A recent study reveals that color can be a big factor in resale value of a car—with a three-year depreciation rate that can vary 25% between colors. What’s most surprising is that oddball colors, like yellow or orange, actually do better overall compared to traditionally “safe” colors like black or grey. But should a color’s resale value be a big factor in your buying decision? Well, it’s not that simple—the range in depreciation is distorted by scarcity, model type, and shifting consumer taste.
Safe, boring colors neither hurt nor help you
According to an iseecars.com study, the overall range for depreciation of cars within three years, based on color alone, ranges from 20.4% to 45.6%.
Surprisingly, popular colors like white, black, and silver are right in the middle of that range, while yellow, beige (yes, beige), and orange offer the most value. Why would this be so? As iSeeCars Executive Analyst Karl Brauer, puts it:

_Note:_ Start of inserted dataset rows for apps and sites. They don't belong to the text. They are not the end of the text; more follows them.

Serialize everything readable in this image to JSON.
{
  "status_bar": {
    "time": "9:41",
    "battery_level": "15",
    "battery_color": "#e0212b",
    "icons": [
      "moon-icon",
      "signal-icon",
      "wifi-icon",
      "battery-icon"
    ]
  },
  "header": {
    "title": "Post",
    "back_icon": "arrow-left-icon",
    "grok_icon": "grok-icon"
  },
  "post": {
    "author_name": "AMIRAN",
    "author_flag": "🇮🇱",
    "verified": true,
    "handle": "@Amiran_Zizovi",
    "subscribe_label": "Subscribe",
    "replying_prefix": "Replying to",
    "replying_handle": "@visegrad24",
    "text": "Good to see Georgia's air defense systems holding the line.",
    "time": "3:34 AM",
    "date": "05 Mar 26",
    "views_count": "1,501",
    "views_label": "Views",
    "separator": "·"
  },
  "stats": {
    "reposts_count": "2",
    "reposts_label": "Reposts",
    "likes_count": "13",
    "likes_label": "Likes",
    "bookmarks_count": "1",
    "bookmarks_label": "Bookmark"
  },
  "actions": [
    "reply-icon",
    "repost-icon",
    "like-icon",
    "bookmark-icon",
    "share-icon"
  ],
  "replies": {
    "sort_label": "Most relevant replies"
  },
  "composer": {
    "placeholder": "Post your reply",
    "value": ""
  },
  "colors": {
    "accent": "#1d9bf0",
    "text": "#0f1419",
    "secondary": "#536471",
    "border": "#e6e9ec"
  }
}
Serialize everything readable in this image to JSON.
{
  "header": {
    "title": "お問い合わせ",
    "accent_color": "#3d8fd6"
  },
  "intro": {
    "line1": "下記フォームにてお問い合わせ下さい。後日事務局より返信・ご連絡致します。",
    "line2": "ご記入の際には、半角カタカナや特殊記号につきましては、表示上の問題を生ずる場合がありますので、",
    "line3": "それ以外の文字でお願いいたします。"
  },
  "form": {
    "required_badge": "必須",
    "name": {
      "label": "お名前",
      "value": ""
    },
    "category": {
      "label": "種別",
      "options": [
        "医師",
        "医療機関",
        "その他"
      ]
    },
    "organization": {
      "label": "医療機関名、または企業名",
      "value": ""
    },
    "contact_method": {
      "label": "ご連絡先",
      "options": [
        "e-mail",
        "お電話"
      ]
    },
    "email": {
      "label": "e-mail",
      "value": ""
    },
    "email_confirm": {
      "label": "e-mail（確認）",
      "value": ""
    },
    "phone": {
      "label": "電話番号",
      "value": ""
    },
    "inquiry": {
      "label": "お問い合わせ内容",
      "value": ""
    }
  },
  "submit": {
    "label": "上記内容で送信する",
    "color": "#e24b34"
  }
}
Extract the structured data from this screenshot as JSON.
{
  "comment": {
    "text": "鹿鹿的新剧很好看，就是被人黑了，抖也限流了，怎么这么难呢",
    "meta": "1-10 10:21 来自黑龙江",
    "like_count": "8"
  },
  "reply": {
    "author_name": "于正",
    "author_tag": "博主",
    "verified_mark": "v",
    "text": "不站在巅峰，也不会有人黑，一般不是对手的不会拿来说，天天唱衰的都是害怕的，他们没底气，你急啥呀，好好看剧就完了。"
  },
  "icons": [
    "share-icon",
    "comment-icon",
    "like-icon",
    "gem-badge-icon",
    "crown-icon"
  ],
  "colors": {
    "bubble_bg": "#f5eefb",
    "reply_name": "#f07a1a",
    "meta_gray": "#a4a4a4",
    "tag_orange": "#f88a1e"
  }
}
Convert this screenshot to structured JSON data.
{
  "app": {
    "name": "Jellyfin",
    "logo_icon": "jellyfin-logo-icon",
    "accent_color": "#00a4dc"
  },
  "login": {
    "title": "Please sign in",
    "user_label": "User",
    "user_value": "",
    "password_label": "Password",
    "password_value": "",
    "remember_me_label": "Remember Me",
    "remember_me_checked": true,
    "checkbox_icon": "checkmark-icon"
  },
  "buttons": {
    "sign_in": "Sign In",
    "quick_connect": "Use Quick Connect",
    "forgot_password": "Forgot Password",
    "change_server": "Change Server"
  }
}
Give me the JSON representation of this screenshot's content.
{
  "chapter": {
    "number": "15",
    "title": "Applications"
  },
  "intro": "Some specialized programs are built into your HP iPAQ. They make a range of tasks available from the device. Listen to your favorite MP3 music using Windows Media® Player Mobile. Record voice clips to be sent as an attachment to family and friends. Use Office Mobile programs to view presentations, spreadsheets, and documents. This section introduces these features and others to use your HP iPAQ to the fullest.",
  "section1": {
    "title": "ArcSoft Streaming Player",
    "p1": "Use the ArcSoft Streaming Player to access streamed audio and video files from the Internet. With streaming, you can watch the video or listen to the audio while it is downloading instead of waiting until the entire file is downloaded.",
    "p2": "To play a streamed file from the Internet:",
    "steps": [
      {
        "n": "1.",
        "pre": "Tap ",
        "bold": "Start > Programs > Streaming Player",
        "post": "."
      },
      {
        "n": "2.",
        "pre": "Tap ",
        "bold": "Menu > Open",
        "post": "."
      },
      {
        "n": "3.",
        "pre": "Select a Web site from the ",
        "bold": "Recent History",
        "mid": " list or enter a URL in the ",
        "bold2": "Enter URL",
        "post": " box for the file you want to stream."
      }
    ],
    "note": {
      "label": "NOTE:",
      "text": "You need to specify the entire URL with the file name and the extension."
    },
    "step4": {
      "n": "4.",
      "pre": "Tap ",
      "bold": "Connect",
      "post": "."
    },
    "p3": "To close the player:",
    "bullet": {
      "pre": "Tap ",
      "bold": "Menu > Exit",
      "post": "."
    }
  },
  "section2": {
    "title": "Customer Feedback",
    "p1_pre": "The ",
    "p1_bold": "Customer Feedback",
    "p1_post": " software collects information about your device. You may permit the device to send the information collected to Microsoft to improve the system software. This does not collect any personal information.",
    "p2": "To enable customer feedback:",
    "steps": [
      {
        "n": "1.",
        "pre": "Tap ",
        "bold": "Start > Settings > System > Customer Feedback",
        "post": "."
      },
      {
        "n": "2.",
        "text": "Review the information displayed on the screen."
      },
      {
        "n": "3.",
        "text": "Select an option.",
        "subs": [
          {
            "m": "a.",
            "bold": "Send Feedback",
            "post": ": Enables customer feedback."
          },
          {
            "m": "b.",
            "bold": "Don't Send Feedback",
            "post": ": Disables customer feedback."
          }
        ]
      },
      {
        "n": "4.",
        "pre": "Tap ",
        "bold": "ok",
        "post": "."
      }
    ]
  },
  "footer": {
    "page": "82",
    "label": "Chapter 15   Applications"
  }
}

There’s a bit of a self-fulfilling prophecy going on here, with many consumers picking these mainstream colors not because they like them, but because they assume everyone else does. This makes white, black, and silver appear to be in high demand, yet our analysis confirms that more obscure colors tend to hold their value better than common and popular colors.
The idea is that people are more likely to “play it safe” with boring colors when the car is new, especially if they plan to sell it later. Used cars, on the other hand, are much cheaper, so it makes sense that people might pick what they really like in that buying scenario, especially if they have no plans to sell it.
But a lack of supply for more rare colors doesn’t fully explain the discrepancy, either, as the results vary quite a bit depending on the make of the car, and even between models. For example, orange isn’t a common color, yet it’s popular with sportier SUVs or flashy coupes—but it depreciates by additional 10% when the vehicle is a sedan. (And just because a color is rare doesn’t mean it guarantees more value, as brown and gold are both scarce and in low demand).
Additionally, some colors are in high demand in car type categories that traditionally have low depreciation (like coupes), and that can skew the overall results and make it seem like a color is more popular than it really is, on average. As Tyson Jominy, vice president of data and analytics at J.D. Power, explains to Autoweek:
The danger is in relying on averages for an attribute like color, that is not distributed normally across vehicles and segments. We have to isolate a specific vehicle to determine the impact color has on deprecation. How does a yellow F-150 compare to black F-150 or a silver 911 vs a blue 911? Here we find that color may add or subtract a nominal amount at disposal, perhaps up to a couple hundred dollars.
How much should you consider color when buying a car?
It’s possible to make a few extra bucks when reselling your vehicle by strategically selecting a color that’s popular for that model. For example, you might buy a beige truck under the assumption that it will remain the most popular truck color since, as the New York Times points out, many truck owners are small business owners that need a neutral color for signage on their work truck. On the other hand, you’re likely to have less luck chasing a currently popular color like yellow, as tastes can easily change by the time you’re ready to sell it. (Remember how big teal was in the 1990s?)
“The reality is, buy whatever color you want without worry,” Jominy says. “Color should rank with other ownership factors, such as geography, vehicle maintenance, smoking, pets, young children, or long commuting miles. The differences are so small at trade-in time, and if a dealer doesn’t offer enough on your trade because you have a flashy color, post your car on any national used vehicle sales channel to sell it privately to another consumer who will.”